Watching this makes you wonder, has Sir Ridley Scott (Blade Runner) lost it when it comes to directing? This was meant to be his triumphant return to the Alien franchise, and thoroughly reinvigorate it, but comparing it to the original Alien film, it’s not even close. There are absolutely no noteworthy horror elements or feelings of tension at all. It’s not that Scott is doing it wrong, it’s not even there, which when you think about it is harder to do. Without any tension, there’s no chance of building excitement up for the audience, so things just happen and there’s hardly any emotional payoff. Honestly, you can just read the plot synopsis on Wikipedia to Prometheus and you would get the same level of excitement whilst watching this. The sci-fi clearly makes up for the fact there’s chuff-all horror, which isn’t as annoying, but when you consider how good Alien was at doing horror, you can’t help but feel disappointed.

One of my fears when going into this was just how much would it tie-in to the Alien universe mythos. The beats of the drum that Damon Lindelof (Lost) in the build up before release wasn’t exactly encouraging. It ran into dangerous territory of using Alien to jump start a completely different franchise. I’m not really a fan boy of the franchise, instead I don’t think it’s right for paying cinemagoers not to see what they are expecting. Well I’m glad to say, Prometheus is a worthy addition to the franchise. Without giving away too much, what you expect to see IS there, but perhaps a bit… devolved. The nods are there, some stronger than others, but do not go into this thinking you’re going to have EVERYTHING revealed about the xenomorph culture. A few explanations are given out in single lines of dialogue. Annoyingly, it’s clear they want to do a sequel, but the curtain is pulled back here, just enough.

I’ll give credit to the actual good use of 3-D in Prometheus. Not in the sense of things jumping out at you, but little things like it adds to the grandeur of entering the new planetoid’s landscape; the cool bridge map constantly updated by the probes going round the complex and the Engineers star map room is turned from impressive to incredible; to be fair the production values and other special effects are top notch anyway, and the 3-D is just a well placed bonus.

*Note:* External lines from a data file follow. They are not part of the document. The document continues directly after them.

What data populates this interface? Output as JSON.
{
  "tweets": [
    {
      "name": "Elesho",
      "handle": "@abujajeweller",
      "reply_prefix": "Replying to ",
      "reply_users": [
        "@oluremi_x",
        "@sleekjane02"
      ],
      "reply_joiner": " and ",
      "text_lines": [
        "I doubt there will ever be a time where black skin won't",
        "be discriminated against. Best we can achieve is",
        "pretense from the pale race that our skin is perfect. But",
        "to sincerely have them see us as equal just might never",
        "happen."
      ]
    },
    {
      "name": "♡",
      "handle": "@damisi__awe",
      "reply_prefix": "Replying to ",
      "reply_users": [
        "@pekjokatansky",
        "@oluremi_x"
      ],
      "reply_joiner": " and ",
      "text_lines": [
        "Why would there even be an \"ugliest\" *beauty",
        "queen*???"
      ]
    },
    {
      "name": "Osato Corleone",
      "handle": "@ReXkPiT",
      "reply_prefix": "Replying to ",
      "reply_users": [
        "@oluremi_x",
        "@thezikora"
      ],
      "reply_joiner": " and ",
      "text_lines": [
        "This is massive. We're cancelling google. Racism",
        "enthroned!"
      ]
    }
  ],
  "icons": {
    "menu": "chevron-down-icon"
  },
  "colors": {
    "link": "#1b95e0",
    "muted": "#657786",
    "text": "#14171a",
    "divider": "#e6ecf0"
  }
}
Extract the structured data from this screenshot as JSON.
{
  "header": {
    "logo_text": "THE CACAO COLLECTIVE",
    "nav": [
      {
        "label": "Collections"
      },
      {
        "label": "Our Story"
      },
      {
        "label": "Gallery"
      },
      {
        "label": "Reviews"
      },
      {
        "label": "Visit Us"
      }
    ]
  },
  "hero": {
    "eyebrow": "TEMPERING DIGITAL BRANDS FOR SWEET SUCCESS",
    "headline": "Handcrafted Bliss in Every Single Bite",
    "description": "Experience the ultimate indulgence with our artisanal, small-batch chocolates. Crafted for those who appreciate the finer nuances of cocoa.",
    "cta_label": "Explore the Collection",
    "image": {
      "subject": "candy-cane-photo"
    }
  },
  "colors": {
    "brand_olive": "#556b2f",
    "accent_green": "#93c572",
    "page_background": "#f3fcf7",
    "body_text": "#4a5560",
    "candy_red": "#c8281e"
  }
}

Really, I wouldn’t be recommending Prometheus any other time; since it trips over it’s self contained faults massively; but since it’s been a while since we’ve had a GOOD film using sci-fi elements, I feel it deserves a pass, and is worth viewing. If you’re happy to be devoid of any tension and horror whilst watching a film, then go and enjoy all the jargon, squid monsters and Elba playing an accordion.

Terry Lewis.